5. Pursuant to the agreement, LCPA has taken over the Park and excluded the public from their own park. In particular, LCPA has contracted for the private, commercial use of Damrosch Park by Mercedes-Benz Fashion Week, the Big Apple Circus, and a variety of exclusive corporate galas and other non-public special events. Those non-park uses of the Park displace public recreational uses of the Park for as much as nine or ten months of the year …
6. Damrosch Park has thus been effectively subsumed into Lincoln Center. Gigantic tents hosting those concessions and events cover all or substantially all of the Park for much of the year, while LCPA’s security guards and LCPA’s barricades exclude the public from the tents and adjoining areas of the Park.
7. LCPA’s private, commercial, non-park activities have also physically decimated the Park. Trees and notable landscaping have been destroyed and removed, the installation of tents damages the trees and landscaping that remain, seating areas have been dramatically altered, and the signature Guggenheim memorial flagpole and commemorative Damrosch family plaque have both surreptitiously disappeared. This takeover of a public park by a private corporation became so complete that even the iconic green Parks Department sign identifying the Park was removed.
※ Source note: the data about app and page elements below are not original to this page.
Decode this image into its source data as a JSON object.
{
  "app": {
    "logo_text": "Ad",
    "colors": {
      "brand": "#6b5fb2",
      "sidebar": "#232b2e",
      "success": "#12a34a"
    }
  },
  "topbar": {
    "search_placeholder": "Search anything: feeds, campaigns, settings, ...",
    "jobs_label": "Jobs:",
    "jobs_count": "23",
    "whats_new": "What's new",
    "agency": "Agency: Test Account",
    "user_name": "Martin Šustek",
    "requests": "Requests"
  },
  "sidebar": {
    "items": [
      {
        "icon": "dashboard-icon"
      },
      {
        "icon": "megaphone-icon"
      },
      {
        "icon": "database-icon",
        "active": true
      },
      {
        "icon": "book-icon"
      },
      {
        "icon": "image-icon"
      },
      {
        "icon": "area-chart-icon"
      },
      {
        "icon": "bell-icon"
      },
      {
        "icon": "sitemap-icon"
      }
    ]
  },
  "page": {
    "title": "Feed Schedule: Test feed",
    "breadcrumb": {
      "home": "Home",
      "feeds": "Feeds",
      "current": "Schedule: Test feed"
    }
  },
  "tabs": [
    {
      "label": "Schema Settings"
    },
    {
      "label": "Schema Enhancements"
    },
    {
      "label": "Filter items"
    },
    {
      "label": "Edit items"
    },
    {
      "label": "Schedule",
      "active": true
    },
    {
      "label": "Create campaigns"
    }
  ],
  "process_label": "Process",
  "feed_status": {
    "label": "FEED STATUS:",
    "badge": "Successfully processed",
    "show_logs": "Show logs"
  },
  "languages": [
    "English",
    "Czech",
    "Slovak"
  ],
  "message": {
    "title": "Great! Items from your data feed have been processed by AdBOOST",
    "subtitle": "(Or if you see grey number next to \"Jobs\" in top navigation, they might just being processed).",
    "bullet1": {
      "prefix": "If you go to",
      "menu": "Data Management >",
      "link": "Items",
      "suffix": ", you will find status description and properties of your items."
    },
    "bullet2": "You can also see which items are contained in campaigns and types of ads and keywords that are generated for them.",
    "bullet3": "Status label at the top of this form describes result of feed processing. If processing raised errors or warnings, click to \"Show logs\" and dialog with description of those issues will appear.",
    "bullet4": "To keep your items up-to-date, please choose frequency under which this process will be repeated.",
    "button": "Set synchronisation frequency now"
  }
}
The plaintiffs — among them at least one direct descendant of the Damrosch family, for whom the park was named in 1969 — are asking the New York State Supreme Court to declare Lincoln Center’s use of the park illegal without the approval of the state legislature, to force Lincoln Center to hand over the money its made from events at Damrosch, and to “issue appropriate injunctive relief, including but not limited to restoration of the Park.”
Hyperallergic reached out to Lincoln Center and the City of New York for comments about the lawsuit. Lincoln Center does not comment on litigation, a spokeswoman there said, while Kate Ahlers of the NYC Law Department sent this statement, which in effect argues that the private events held in Damrosch do benefit the public:
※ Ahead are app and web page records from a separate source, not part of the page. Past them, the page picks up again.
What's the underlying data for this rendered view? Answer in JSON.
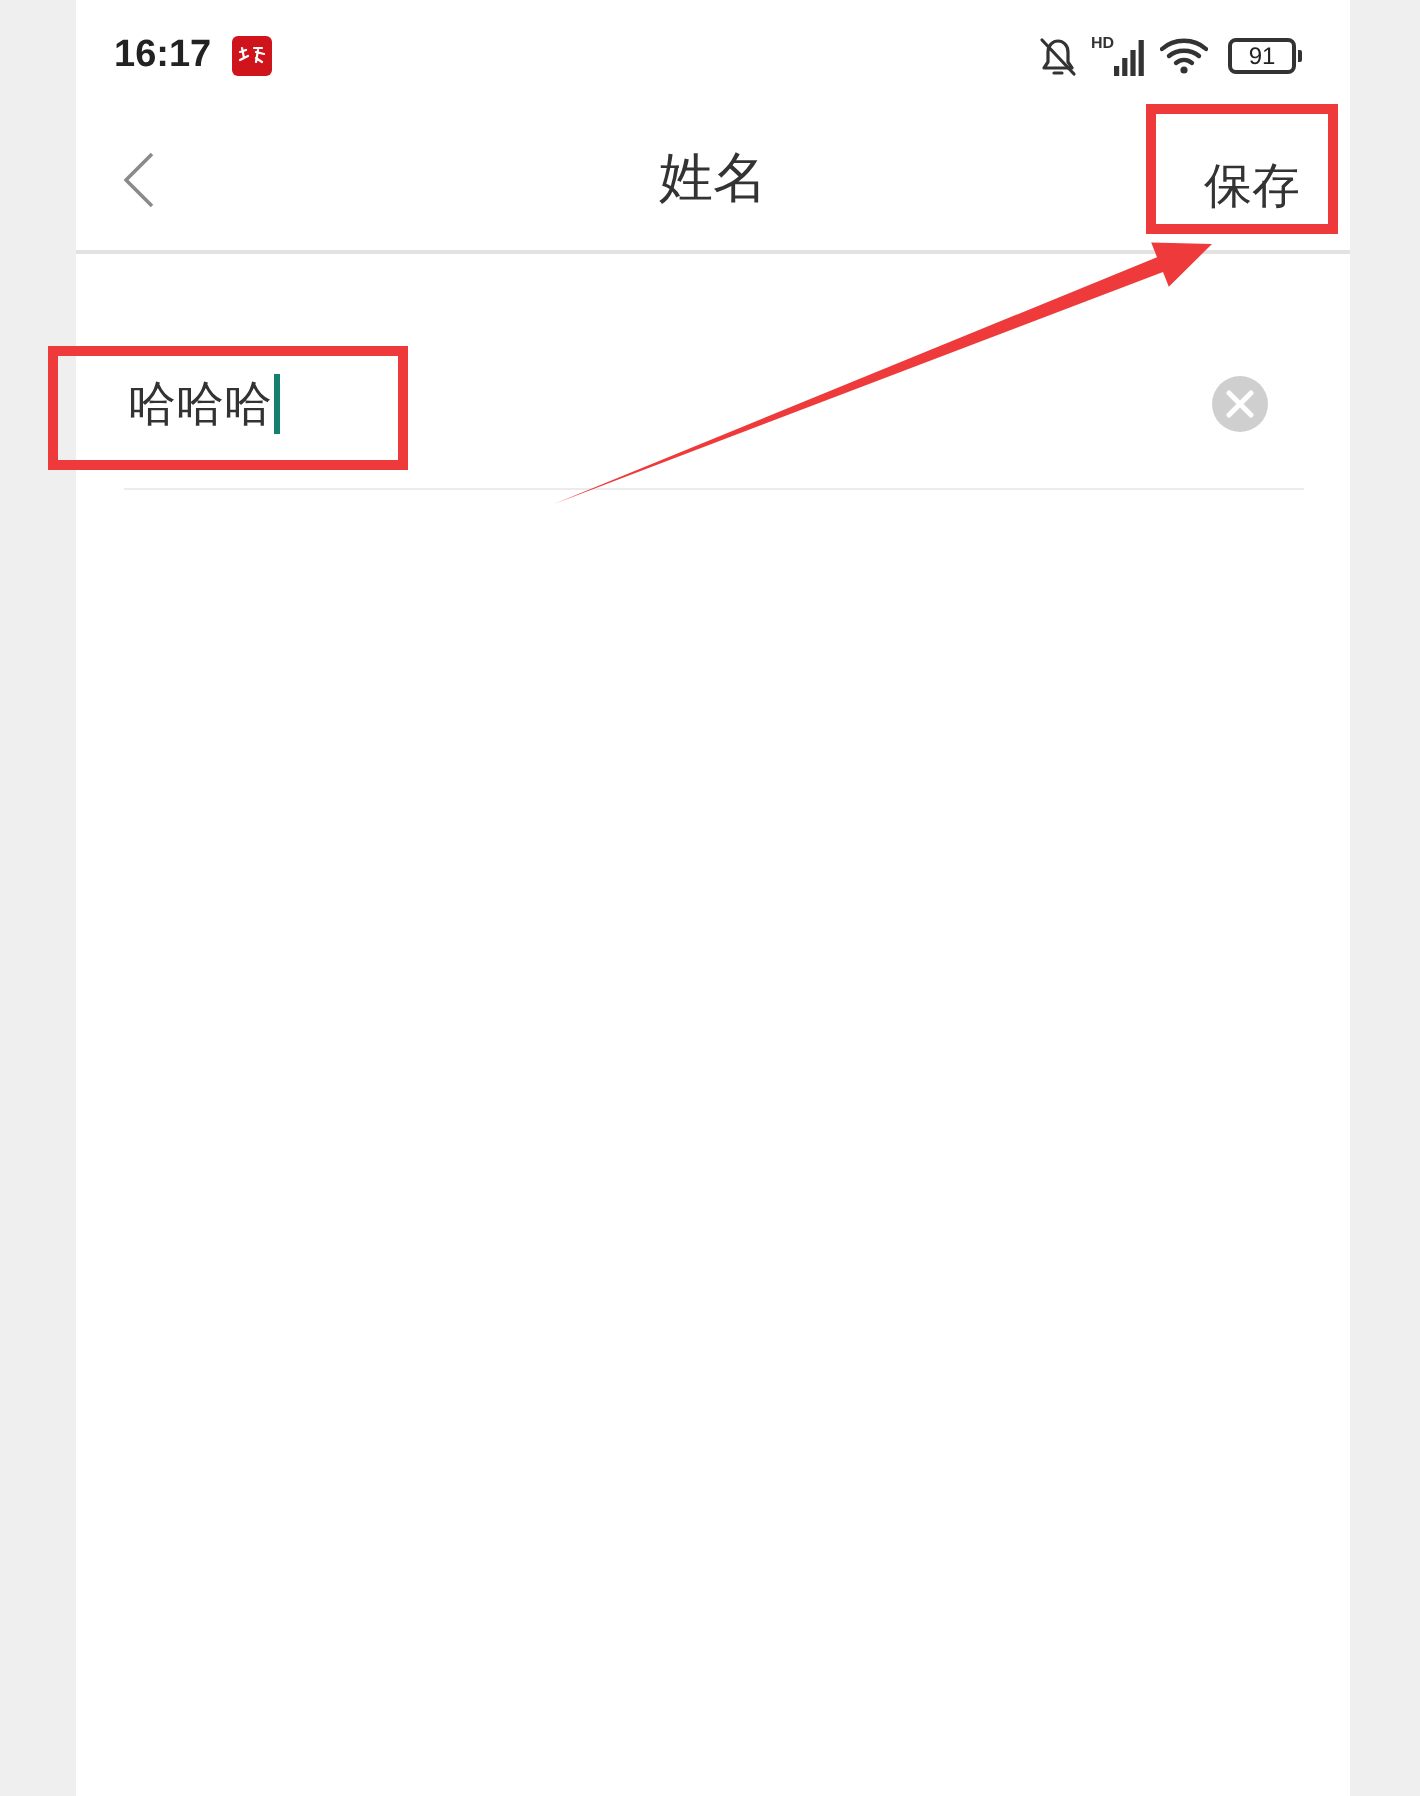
{
  "status_bar": {
    "time": "16:17",
    "notifications_muted": true,
    "network": "HD",
    "battery": "91"
  },
  "nav": {
    "title": "姓名",
    "save_button": {
      "label": "保存",
      "highlighted": true
    }
  },
  "name_field": {
    "value": "哈哈哈",
    "focused": true,
    "highlighted": true
  },
  "pointer_arrow": true
}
The City is awaiting formal service of the suit and will review it carefully. Fashion Week is an important part of the City’s cultural and economic fabric, generating $865 million each year while also creating fashion-related jobs. In this same vein, the Big Apple Circus — which also uses Damrosch Park — has also long been a New York City tradition, and it provides incomparable entertainment for people of all ages. And Lincoln Center maintains a close relationship with the City, presenting hundreds of free events each year and organizing popular outdoor programming including Lincoln Center Out of Doors and Midsummer Night Swing. Similarly, the resident artistic organizations offer hundreds of free events throughout the year, including over 700 performances by The Juilliard School, the Metropolitan Opera’s summer plazacasts, and 200 programs at the New York Public Library for the Performing Arts.
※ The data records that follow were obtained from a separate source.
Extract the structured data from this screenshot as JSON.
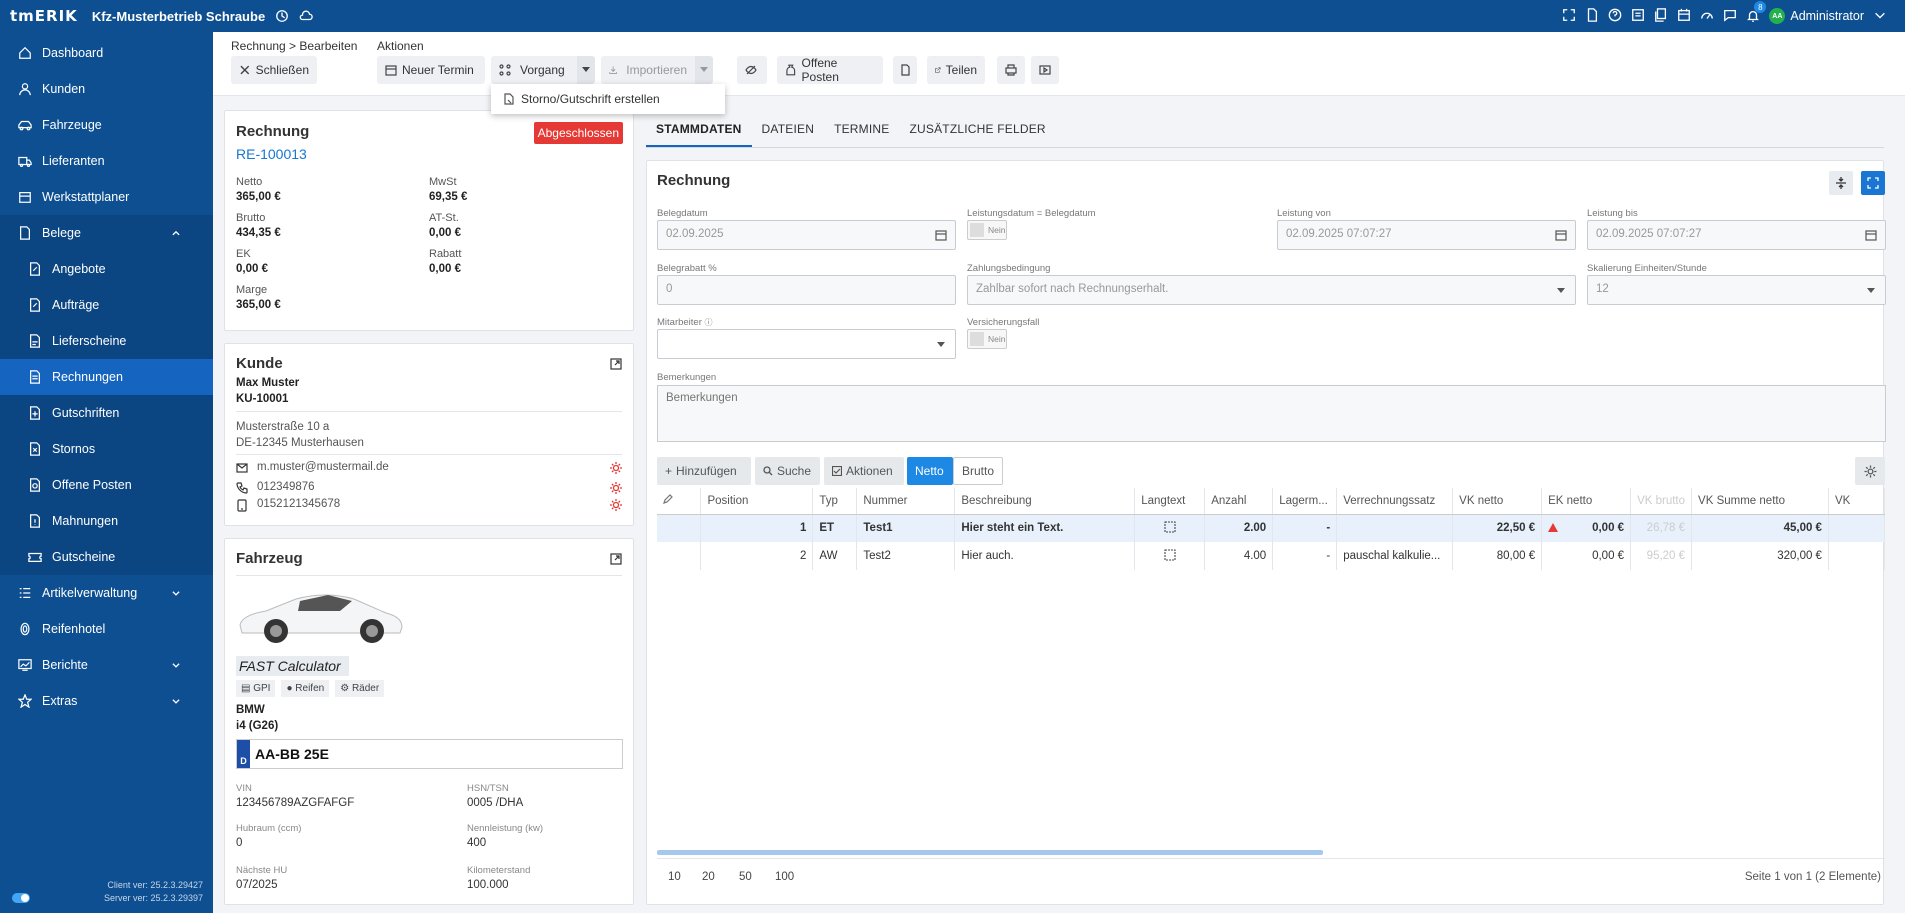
{
  "app": {
    "logo": "tmERIK",
    "company": "Kfz-Musterbetrieb Schraube",
    "user": "Administrator",
    "user_initials": "AA",
    "notification_count": "8"
  },
  "colors": {
    "nav_bg": "#0d4f91",
    "nav_active": "#1565c0",
    "accent": "#1976d2",
    "status_closed": "#e53935"
  },
  "sidebar": {
    "items": [
      {
        "label": "Dashboard",
        "icon": "dashboard-icon"
      },
      {
        "label": "Kunden",
        "icon": "user-icon"
      },
      {
        "label": "Fahrzeuge",
        "icon": "car-icon"
      },
      {
        "label": "Lieferanten",
        "icon": "truck-icon"
      },
      {
        "label": "Werkstattplaner",
        "icon": "calendar-icon"
      },
      {
        "label": "Belege",
        "icon": "document-icon"
      },
      {
        "label": "Angebote",
        "icon": "document-edit-icon"
      },
      {
        "label": "Aufträge",
        "icon": "document-edit-icon"
      },
      {
        "label": "Lieferscheine",
        "icon": "delivery-note-icon"
      },
      {
        "label": "Rechnungen",
        "icon": "invoice-icon"
      },
      {
        "label": "Gutschriften",
        "icon": "credit-icon"
      },
      {
        "label": "Stornos",
        "icon": "cancel-doc-icon"
      },
      {
        "label": "Offene Posten",
        "icon": "open-items-icon"
      },
      {
        "label": "Mahnungen",
        "icon": "reminder-icon"
      },
      {
        "label": "Gutscheine",
        "icon": "voucher-icon"
      },
      {
        "label": "Artikelverwaltung",
        "icon": "list-icon"
      },
      {
        "label": "Reifenhotel",
        "icon": "tire-icon"
      },
      {
        "label": "Berichte",
        "icon": "chart-icon"
      },
      {
        "label": "Extras",
        "icon": "star-icon"
      }
    ],
    "client_version": "Client ver: 25.2.3.29427",
    "server_version": "Server ver: 25.2.3.29397"
  },
  "toolbar": {
    "breadcrumb": "Rechnung > Bearbeiten",
    "actions_label": "Aktionen",
    "close": "Schließen",
    "new_appointment": "Neuer Termin",
    "process": "Vorgang",
    "import": "Importieren",
    "open_items": "Offene Posten",
    "share": "Teilen",
    "dropdown_item": "Storno/Gutschrift erstellen"
  },
  "summary": {
    "title": "Rechnung",
    "number": "RE-100013",
    "status": "Abgeschlossen",
    "fields": [
      {
        "label": "Netto",
        "value": "365,00 €"
      },
      {
        "label": "MwSt",
        "value": "69,35 €"
      },
      {
        "label": "Brutto",
        "value": "434,35 €"
      },
      {
        "label": "AT-St.",
        "value": "0,00 €"
      },
      {
        "label": "EK",
        "value": "0,00 €"
      },
      {
        "label": "Rabatt",
        "value": "0,00 €"
      },
      {
        "label": "Marge",
        "value": "365,00 €"
      }
    ]
  },
  "customer": {
    "title": "Kunde",
    "name": "Max Muster",
    "number": "KU-10001",
    "street": "Musterstraße 10 a",
    "city": "DE-12345 Musterhausen",
    "email": "m.muster@mustermail.de",
    "phone": "012349876",
    "mobile": "0152121345678"
  },
  "vehicle": {
    "title": "Fahrzeug",
    "calculator": "FAST Calculator",
    "chips": [
      "GPI",
      "Reifen",
      "Räder"
    ],
    "make": "BMW",
    "model": "i4 (G26)",
    "plate_country": "D",
    "plate": "AA-BB 25E",
    "fields": [
      {
        "label": "VIN",
        "value": "123456789AZGFAFGF"
      },
      {
        "label": "HSN/TSN",
        "value": "0005 /DHA"
      },
      {
        "label": "Hubraum (ccm)",
        "value": "0"
      },
      {
        "label": "Nennleistung (kw)",
        "value": "400"
      },
      {
        "label": "Nächste HU",
        "value": "07/2025"
      },
      {
        "label": "Kilometerstand",
        "value": "100.000"
      }
    ]
  },
  "tabs": [
    "STAMMDATEN",
    "DATEIEN",
    "TERMINE",
    "ZUSÄTZLICHE FELDER"
  ],
  "form": {
    "title": "Rechnung",
    "belegdatum_label": "Belegdatum",
    "belegdatum": "02.09.2025",
    "leistungsdatum_label": "Leistungsdatum = Belegdatum",
    "leistungsdatum_toggle": "Nein",
    "leistung_von_label": "Leistung von",
    "leistung_von": "02.09.2025 07:07:27",
    "leistung_bis_label": "Leistung bis",
    "leistung_bis": "02.09.2025 07:07:27",
    "belegrabatt_label": "Belegrabatt %",
    "belegrabatt": "0",
    "zahlung_label": "Zahlungsbedingung",
    "zahlung": "Zahlbar sofort nach Rechnungserhalt.",
    "skalierung_label": "Skalierung Einheiten/Stunde",
    "skalierung": "12",
    "mitarbeiter_label": "Mitarbeiter",
    "versicherung_label": "Versicherungsfall",
    "versicherung_toggle": "Nein",
    "bemerkungen_label": "Bemerkungen",
    "bemerkungen_placeholder": "Bemerkungen"
  },
  "grid": {
    "add": "Hinzufügen",
    "search": "Suche",
    "actions": "Aktionen",
    "netto": "Netto",
    "brutto": "Brutto",
    "columns": [
      "Position",
      "Typ",
      "Nummer",
      "Beschreibung",
      "Langtext",
      "Anzahl",
      "Lagerm...",
      "Verrechnungssatz",
      "VK netto",
      "EK netto",
      "VK brutto",
      "VK Summe netto",
      "VK"
    ],
    "rows": [
      {
        "pos": "1",
        "typ": "ET",
        "nummer": "Test1",
        "beschreibung": "Hier steht ein Text.",
        "anzahl": "2.00",
        "lager": "-",
        "satz": "",
        "vk_netto": "22,50 €",
        "ek_netto": "0,00 €",
        "vk_brutto": "26,78 €",
        "vk_summe": "45,00 €"
      },
      {
        "pos": "2",
        "typ": "AW",
        "nummer": "Test2",
        "beschreibung": "Hier auch.",
        "anzahl": "4.00",
        "lager": "-",
        "satz": "pauschal kalkulie...",
        "vk_netto": "80,00 €",
        "ek_netto": "0,00 €",
        "vk_brutto": "95,20 €",
        "vk_summe": "320,00 €"
      }
    ],
    "page_sizes": [
      "10",
      "20",
      "50",
      "100"
    ],
    "page_info": "Seite 1 von 1 (2 Elemente)"
  }
}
The Damrosch lawsuit is part of a growing concern among New York activists and environmentalists about the privatization of public space. The 2011 Occupy Wall Street showdowns in Zuccotti Park were complicated by the fact that Zuccotti is privately owned, and just last month, labor leaders and city councilmembers held a press conference where they criticized the city’s agreement with Frieze art fair for allowing the latter lease Randall’s Island for relatively little money without any restrictions on or rules guiding how the park land can be used. At the conference, leaders spoke of proposed legislation that would set guidelines for private use of public city land.
At the time, Councilmember Melissa Mark-Viverito told Hyperallergic’s Mostafa Heddaya, “It’s not acceptable that a public resource [Randall’s Island] is taken offline for two months,” later adding, “The residents of my community are not going to be able to gain entry to that event because I’m sure the admission fee is too high.” The plaintiffs in the Damrosch Park lawsuit would no doubt agree.